Ferrari 365 GTB/4 Daytona Plexiglass
The 60’s saw the introduction of the revolutionary Lamborghini Miura, which to this day, is considered to be the first supercar ever made. Ferrari had to answer to the threat from Sant’Agata Bolognese by introducing their, for that time, most expensive and fastest road-going car. Officially named 365 GTB/4, their flagship model was presented at the Paris Auto Salon in 1968, and was, as intended by Ferrari, a sensation. With its stunning body design signed by Pininfarina and its powerful 353-bhp Lampredi four-cam V12 engine, it conquered the hearts of the media and people. Not only was it striking to look at, but with a top speed of 174 mph, it was also the fastest car ever built. It surpassed the Miura in every way imaginable, and went on racing, proving itself through the 1970’s. Of the 1,284 Ferrari Daytona’s ever made, only about 530 left the factory with the plexiglass nose, making it to this day one of the most coveted Daytona versions.

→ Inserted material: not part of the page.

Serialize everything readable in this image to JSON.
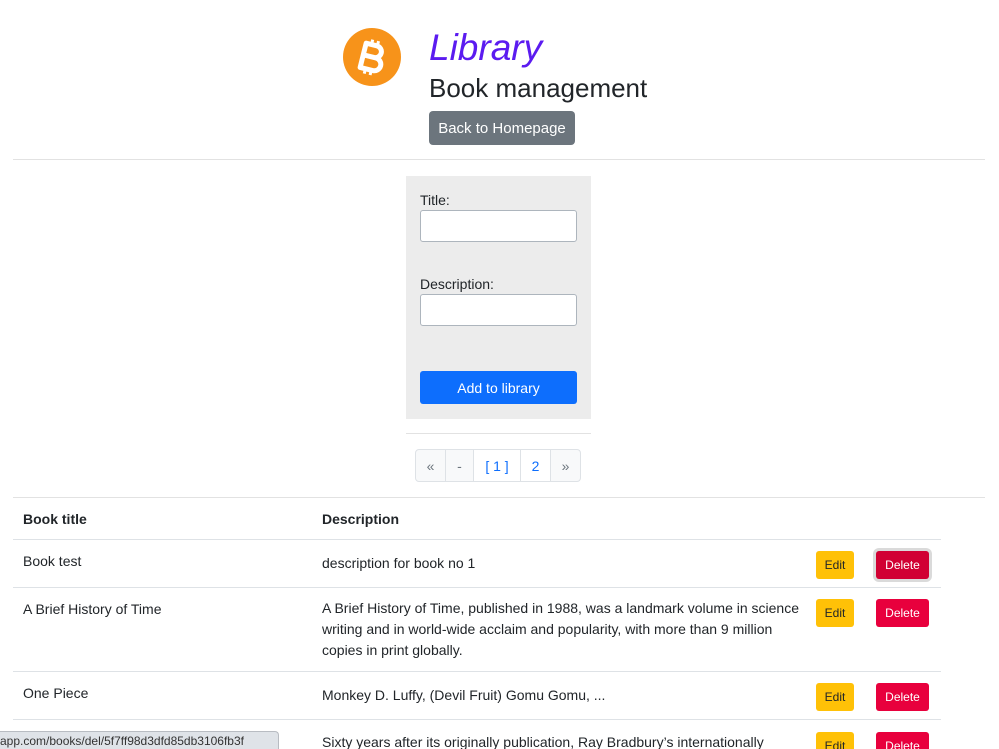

Our car in question, chassis #12419, is an extremely early Daytona, namely the second car to roll out of the factory. Our vehicle was completed as a desirable plexi example in April 1969 and delivered to official Ferrari dealer Auto Becker in Düsseldorf, Germany. Besides being one of the first 365 GTB/4’s ever built, #12419 has an interesting and rich history, as it was displayed at the 44th IAA Motor Show in Frankfurt in September of the same year. The car surely attracted the crowds, finished in its striking body color of Giallo Fly (20-Y-191) over a Nero (VM 8500) leather interior, one can assume it was the star of the show. The car was, in period, professionally converted to a Spider by the famous Carrozzeria Bachelli & Villa in Modena, Italy, and subsequently repainted in red with a black and red interior. The original Coupe roof section was of course conserved, and later in 2015, professionally reunited with the car in question by Carrozzeria Egidio Brandoli in Montale.
In the next few years, the car would be owned by Giancarlo Gagliardi, and then by a Gérard Boireaux in Belgium in the 80’s, where it was displayed at Autoretro in 1989, and then handed over to Eric Hamdi, owner of MMC Watch boutique in France, who kept the car for 15 years. Over the next few years, #12419 would find home in Paris in 2011, and then Modena in 2014, before joining the collection of its current German owner.
Today, chassis #12419 is back to its original colors and fully restored. The code AP/8 is engraved on the engine block, which, according to sources from Ferrari, could refer to the abbreviation of a prototype department. The body is in stunning condition, as is the interior and the running gears. A truly exquisit example of one of Ferrari’s most famous gran tourers, in its coveted plexiglass nose iteration, with an interesting and significant history.